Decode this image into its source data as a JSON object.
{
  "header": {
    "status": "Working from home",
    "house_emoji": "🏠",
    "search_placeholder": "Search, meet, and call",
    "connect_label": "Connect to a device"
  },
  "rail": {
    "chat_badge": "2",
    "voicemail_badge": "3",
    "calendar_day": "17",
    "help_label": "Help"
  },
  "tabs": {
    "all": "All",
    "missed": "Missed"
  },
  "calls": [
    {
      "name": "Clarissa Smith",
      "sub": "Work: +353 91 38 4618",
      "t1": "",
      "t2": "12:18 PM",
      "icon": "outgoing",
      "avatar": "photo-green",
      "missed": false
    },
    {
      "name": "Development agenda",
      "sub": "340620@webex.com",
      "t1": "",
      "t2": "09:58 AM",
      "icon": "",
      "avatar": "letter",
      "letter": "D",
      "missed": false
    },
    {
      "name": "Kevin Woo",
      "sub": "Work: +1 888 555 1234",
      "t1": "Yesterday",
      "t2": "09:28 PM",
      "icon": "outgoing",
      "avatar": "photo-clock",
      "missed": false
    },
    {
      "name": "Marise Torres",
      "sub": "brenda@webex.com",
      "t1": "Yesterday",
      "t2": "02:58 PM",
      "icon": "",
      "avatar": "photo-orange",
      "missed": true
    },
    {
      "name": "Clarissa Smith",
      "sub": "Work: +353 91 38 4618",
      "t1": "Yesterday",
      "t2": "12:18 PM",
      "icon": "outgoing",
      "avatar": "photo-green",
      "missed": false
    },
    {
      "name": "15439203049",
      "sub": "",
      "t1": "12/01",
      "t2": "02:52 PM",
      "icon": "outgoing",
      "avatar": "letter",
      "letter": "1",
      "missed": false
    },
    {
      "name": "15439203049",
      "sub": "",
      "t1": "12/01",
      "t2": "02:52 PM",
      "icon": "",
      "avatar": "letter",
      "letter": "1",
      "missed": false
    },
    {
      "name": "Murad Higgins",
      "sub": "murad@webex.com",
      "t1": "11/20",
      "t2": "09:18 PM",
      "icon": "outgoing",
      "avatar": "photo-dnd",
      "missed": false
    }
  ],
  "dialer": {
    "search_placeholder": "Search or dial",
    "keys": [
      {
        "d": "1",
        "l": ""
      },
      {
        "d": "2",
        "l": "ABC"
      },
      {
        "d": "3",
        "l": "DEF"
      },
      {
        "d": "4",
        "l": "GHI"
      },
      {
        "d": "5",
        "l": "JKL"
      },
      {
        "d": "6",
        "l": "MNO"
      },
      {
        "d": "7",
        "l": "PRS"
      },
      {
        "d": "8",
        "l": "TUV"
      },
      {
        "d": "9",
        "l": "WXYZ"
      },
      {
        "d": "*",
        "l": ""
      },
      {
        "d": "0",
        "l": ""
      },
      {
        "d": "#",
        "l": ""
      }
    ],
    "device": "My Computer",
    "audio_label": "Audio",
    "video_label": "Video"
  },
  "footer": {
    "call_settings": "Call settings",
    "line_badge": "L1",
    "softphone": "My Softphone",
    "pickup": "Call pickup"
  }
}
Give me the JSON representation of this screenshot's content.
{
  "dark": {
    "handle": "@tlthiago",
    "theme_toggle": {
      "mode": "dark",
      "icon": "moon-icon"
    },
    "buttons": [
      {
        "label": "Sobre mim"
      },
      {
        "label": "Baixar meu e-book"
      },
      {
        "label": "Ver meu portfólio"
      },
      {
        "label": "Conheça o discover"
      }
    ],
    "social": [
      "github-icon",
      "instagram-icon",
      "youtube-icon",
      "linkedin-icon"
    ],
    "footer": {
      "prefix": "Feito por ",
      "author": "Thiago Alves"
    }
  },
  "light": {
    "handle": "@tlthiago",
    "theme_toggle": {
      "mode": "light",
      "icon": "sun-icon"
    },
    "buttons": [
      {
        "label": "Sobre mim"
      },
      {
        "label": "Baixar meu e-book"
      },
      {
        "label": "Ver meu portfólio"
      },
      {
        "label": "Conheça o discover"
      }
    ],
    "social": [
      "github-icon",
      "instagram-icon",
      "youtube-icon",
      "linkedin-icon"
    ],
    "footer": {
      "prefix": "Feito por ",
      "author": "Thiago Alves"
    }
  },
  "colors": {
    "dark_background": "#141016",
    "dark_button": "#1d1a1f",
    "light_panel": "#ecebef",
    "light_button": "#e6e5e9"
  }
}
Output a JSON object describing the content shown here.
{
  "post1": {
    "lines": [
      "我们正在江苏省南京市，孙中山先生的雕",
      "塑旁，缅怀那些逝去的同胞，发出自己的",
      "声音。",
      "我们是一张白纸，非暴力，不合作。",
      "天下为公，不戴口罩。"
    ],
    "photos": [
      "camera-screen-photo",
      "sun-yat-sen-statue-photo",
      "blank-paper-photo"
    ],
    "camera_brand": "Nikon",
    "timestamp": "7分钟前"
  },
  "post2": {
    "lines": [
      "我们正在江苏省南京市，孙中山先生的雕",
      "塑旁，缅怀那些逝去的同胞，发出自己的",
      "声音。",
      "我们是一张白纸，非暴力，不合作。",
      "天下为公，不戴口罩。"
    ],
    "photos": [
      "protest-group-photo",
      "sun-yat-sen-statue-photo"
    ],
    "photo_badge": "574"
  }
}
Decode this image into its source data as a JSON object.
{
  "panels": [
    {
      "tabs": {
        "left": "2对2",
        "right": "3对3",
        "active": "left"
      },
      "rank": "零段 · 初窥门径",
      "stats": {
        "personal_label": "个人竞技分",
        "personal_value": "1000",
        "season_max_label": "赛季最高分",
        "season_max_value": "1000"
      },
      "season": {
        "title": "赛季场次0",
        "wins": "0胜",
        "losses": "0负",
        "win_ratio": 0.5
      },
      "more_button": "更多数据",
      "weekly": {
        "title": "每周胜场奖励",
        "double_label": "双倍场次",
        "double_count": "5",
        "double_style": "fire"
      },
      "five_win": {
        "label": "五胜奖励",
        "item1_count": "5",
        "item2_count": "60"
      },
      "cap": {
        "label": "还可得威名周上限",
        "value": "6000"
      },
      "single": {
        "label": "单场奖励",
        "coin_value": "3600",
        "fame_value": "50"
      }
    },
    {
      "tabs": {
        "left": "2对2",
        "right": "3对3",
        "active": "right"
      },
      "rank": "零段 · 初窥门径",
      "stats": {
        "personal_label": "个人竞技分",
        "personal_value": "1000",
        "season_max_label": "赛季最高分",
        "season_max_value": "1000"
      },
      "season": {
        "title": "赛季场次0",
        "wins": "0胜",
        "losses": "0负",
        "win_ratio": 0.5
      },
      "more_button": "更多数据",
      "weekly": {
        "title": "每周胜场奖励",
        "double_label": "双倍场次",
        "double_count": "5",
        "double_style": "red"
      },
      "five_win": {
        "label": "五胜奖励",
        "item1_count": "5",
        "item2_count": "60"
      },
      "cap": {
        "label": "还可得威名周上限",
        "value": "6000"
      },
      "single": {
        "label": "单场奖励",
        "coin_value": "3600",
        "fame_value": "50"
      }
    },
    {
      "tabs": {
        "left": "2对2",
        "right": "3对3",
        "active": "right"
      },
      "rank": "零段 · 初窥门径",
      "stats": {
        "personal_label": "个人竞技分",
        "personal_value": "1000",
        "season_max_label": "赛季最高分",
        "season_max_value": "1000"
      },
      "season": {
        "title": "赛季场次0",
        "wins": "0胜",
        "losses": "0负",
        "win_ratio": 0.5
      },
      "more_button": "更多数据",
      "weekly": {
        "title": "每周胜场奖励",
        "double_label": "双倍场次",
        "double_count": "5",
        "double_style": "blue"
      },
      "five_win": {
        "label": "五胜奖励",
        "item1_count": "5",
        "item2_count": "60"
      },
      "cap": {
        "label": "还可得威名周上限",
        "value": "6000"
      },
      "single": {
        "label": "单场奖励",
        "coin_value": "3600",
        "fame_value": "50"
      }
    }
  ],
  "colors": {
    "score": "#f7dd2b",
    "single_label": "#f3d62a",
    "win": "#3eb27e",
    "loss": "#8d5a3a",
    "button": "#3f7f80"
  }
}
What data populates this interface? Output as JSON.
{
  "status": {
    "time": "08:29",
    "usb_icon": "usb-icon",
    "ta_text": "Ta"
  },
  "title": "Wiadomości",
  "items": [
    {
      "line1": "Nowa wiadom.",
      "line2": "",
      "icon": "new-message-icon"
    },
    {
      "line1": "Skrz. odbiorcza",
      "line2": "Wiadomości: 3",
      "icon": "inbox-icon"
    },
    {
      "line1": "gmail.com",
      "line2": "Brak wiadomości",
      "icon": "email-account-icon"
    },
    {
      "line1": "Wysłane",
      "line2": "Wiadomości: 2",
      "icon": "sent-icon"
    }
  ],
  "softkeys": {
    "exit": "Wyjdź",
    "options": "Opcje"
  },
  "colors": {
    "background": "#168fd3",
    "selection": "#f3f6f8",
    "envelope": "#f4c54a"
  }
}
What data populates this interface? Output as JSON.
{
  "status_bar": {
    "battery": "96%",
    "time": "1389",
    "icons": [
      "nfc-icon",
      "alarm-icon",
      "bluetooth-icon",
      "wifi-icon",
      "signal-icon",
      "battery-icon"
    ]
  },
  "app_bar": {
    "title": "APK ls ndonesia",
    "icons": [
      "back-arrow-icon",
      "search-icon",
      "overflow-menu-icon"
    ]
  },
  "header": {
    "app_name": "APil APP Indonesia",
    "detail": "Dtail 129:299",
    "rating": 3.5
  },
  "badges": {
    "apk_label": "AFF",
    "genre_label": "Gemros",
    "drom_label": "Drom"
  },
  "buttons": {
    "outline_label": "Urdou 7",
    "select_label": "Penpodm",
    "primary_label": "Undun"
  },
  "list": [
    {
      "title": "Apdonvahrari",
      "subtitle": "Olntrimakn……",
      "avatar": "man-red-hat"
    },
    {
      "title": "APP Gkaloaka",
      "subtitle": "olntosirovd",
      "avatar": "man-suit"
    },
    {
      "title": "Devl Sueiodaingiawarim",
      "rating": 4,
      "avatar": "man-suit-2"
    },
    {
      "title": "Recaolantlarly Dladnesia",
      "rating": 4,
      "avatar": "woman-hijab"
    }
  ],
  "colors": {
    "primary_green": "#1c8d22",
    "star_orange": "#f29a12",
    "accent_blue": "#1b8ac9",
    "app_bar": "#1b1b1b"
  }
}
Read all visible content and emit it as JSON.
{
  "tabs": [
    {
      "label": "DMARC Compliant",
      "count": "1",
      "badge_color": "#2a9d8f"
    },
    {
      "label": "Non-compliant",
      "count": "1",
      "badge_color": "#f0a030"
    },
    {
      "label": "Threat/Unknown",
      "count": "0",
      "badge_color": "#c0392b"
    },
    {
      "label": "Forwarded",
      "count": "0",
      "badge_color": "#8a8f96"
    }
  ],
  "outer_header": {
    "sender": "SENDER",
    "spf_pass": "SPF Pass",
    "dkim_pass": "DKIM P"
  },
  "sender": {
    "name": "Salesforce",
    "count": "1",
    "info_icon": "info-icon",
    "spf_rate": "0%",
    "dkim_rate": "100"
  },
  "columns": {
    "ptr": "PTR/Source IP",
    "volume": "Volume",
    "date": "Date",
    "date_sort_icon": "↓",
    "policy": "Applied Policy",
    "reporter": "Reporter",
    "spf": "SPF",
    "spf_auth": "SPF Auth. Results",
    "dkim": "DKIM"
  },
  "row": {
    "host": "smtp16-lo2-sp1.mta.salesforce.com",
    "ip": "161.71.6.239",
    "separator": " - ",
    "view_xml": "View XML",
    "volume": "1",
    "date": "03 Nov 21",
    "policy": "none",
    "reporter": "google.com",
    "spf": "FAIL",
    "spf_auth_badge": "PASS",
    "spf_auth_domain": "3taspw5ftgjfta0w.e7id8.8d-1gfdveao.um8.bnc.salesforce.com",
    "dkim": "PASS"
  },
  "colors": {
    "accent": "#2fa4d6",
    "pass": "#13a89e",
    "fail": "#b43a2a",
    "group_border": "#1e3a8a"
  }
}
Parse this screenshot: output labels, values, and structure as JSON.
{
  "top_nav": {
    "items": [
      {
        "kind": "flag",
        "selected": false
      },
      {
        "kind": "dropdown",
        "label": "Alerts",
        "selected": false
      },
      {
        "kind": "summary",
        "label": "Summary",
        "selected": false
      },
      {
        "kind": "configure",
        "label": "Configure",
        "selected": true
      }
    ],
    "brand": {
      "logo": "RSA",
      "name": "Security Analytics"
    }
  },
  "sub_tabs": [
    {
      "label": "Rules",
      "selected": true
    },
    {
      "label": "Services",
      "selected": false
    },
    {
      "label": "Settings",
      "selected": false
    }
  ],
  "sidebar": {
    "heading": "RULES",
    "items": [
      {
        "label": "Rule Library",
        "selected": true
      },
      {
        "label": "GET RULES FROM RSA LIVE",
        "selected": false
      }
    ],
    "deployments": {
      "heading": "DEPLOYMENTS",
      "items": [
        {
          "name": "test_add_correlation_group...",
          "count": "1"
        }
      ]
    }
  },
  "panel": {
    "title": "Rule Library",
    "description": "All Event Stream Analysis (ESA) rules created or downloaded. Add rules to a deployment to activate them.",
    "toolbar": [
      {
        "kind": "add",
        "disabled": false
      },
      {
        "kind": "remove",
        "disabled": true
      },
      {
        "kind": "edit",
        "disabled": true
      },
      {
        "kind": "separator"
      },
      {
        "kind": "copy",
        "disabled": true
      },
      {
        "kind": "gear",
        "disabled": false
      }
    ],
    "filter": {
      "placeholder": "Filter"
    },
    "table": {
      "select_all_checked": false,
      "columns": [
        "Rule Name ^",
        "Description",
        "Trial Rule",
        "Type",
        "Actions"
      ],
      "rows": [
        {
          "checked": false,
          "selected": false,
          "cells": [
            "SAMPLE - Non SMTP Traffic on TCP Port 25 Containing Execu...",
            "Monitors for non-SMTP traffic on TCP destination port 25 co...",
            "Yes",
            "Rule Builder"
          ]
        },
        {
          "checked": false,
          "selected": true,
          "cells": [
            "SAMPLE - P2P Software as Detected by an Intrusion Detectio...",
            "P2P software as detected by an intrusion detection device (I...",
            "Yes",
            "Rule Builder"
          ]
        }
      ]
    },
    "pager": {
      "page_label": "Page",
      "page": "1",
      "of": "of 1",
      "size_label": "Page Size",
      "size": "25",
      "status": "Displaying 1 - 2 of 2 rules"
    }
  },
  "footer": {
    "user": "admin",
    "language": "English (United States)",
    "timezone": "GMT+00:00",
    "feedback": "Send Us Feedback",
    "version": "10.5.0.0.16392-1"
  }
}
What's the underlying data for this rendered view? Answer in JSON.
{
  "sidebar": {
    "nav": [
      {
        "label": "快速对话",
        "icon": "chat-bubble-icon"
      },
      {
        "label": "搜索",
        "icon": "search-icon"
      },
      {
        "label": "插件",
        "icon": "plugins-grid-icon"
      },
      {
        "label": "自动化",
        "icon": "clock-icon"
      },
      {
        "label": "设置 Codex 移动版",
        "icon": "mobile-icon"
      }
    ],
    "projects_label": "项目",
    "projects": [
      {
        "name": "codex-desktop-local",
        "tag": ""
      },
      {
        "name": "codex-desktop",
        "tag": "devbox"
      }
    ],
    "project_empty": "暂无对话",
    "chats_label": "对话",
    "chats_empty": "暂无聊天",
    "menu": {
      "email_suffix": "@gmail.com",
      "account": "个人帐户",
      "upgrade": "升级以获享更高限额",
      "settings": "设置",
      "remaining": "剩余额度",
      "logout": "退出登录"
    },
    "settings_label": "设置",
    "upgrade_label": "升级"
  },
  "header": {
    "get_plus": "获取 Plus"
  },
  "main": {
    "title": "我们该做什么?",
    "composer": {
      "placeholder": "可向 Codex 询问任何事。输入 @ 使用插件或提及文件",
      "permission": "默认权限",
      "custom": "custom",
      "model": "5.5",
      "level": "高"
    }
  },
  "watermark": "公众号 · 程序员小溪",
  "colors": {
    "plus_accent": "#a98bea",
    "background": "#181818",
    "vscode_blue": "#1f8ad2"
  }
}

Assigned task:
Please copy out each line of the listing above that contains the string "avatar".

Exercise response:
      "avatar": "photo-green",
      "avatar": "letter",
      "avatar": "photo-clock",
      "avatar": "photo-orange",
      "avatar": "photo-green",
      "avatar": "letter",
      "avatar": "letter",
      "avatar": "photo-dnd",
      "avatar": "man-red-hat"
      "avatar": "man-suit"
      "avatar": "man-suit-2"
      "avatar": "woman-hijab"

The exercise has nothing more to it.